It is perhaps a little surprising to find an article about ginseng in a
Canadian history magazine. Ginseng is widely recognised as an
ingredient in traditional Chinese medicine, but few Canadians would
know that it has a place in traditional North American native medicine
as well and, in the period under discussion, was plentiful in the pine
and maple forests of southern Quebec.
In Ginseng Rush, André Pelchat provides a detailed and fascinating
account of the discovery of Canadian ginseng by Fr. Joseph-Francois
Lafitau, a Jesuit missionary who, at the time of its discovery in 1716,
was assigned to Sault Saint-Louis (Kahnawake) southwest of Montreal.
Actually, as Pelchat points out, Fr. Lafitau did not so much discover
ginseng – the natives helped him locate the plants and told him of
their medicinal uses – as identify the root used for headache and fever
relief by the natives with the root coveted by the Chinese as a
health-improving tonic. He also was quick to realise that
commercial exploitation of ginseng by selling it to the Chinese would
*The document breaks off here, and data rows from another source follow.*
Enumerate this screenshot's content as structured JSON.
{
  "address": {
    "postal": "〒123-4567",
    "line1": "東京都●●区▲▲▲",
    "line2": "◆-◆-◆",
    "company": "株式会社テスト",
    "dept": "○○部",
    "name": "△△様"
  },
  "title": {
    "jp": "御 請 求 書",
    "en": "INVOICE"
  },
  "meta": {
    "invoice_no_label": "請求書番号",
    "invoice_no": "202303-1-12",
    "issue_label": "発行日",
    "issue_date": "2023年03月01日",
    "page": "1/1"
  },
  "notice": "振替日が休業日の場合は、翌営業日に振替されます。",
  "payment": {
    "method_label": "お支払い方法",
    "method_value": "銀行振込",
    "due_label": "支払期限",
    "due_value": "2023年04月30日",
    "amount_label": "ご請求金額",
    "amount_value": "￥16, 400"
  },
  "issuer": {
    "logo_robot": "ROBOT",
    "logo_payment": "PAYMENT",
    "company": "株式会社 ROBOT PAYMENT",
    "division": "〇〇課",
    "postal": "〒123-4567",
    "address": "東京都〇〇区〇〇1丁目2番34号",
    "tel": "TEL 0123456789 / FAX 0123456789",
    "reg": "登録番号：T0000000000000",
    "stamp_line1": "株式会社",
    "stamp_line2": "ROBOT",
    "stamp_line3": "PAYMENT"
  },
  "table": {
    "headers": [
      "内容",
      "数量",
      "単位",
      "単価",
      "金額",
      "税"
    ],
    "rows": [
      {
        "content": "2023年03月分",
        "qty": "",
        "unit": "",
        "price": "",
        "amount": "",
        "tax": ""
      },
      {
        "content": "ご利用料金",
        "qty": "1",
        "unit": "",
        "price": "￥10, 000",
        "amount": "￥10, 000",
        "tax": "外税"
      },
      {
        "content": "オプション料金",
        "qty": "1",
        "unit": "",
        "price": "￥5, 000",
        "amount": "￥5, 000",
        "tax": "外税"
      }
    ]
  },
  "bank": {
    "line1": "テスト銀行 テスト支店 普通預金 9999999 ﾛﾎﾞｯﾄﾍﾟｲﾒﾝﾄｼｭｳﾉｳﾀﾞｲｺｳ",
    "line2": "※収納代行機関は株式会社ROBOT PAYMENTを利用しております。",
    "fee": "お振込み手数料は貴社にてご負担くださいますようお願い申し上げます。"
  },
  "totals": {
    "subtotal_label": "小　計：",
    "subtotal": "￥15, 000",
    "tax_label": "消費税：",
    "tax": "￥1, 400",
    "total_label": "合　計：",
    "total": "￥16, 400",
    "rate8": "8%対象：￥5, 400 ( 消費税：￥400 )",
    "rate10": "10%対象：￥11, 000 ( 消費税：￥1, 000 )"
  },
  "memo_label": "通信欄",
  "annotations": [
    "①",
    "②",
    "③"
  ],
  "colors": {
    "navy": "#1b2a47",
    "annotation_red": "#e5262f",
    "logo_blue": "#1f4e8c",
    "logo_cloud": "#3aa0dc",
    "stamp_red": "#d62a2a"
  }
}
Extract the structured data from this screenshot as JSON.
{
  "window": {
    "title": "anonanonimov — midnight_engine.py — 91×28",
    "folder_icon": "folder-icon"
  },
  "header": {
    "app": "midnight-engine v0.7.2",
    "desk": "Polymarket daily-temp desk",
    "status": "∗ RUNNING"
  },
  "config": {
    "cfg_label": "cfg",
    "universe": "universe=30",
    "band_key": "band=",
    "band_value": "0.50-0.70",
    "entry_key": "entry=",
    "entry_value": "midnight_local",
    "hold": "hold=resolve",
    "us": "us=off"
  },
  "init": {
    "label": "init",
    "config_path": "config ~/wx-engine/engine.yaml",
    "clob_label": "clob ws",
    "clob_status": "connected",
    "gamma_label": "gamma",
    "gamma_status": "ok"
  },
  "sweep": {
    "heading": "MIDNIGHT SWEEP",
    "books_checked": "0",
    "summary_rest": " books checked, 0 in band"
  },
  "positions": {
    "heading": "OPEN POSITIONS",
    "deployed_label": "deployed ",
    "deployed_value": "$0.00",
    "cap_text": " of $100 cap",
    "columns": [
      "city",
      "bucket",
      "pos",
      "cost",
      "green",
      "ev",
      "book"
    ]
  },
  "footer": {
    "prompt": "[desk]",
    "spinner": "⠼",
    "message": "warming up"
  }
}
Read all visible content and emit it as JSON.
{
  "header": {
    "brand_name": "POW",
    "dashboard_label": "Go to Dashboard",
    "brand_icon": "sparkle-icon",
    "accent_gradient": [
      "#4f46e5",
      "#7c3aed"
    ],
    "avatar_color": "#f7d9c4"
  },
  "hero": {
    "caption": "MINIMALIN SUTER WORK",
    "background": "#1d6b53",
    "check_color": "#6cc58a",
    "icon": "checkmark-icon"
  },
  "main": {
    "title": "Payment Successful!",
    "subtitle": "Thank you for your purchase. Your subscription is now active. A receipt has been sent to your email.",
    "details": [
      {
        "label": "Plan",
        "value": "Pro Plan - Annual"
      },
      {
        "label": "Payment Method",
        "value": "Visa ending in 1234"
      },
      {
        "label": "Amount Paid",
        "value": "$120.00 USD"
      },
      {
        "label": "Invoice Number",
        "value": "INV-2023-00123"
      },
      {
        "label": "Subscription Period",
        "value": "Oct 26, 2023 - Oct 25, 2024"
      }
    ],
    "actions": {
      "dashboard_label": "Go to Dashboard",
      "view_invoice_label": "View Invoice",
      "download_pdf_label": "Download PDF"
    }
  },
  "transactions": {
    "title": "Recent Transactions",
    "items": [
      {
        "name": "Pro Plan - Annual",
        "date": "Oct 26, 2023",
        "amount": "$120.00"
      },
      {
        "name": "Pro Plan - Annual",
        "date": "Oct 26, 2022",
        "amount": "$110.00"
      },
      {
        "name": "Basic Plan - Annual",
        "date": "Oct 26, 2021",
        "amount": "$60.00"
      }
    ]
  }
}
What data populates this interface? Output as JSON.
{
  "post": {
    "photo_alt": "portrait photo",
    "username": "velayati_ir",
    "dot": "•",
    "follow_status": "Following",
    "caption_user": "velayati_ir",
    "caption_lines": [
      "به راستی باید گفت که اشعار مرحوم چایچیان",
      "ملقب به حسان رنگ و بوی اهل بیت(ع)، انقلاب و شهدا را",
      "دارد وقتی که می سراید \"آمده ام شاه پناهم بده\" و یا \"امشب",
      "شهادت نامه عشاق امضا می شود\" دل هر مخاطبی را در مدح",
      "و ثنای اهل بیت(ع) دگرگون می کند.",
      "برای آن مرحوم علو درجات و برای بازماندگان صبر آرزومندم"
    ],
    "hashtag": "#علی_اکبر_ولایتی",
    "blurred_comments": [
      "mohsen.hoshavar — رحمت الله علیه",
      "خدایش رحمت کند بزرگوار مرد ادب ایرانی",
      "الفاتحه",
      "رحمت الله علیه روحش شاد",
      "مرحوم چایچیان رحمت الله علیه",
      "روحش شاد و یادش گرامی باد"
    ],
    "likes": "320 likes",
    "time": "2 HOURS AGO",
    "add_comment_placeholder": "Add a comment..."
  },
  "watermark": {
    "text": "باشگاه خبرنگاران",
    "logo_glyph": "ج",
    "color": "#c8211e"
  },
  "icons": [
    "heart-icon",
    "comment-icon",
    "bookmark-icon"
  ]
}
increase the esteem in which Jesuit missions in China were held and
therefore strengthen their position to evangelise in that country.
The story of the establishment of the Canadian ginseng industry is a
complicated one, entwined as it is with the difficulties of trade with
the Chinese, the war between France and Britain which resulted in New
France falling into British hands in 1759, the near-destruction of the
industry by over-harvesting and shoddy business practices, and the
suppression of the Jesuit order by the Pope in 1773. However,
Pelchat succeeds in simplifying the issues to make them understandable.
Pelchat closes the article by bringing the reader up to date on the
ginseng industry in Canada, which is currently centred in Ontario and
British Columbia. Wild ginseng is now on the endangered species
list and Pelchat outlines the steps being taken to attempt to
re-introduce the root into maple forests in Ontario and Quebec.
Ginseng Rush will interest historians, natural health enthusiasts, and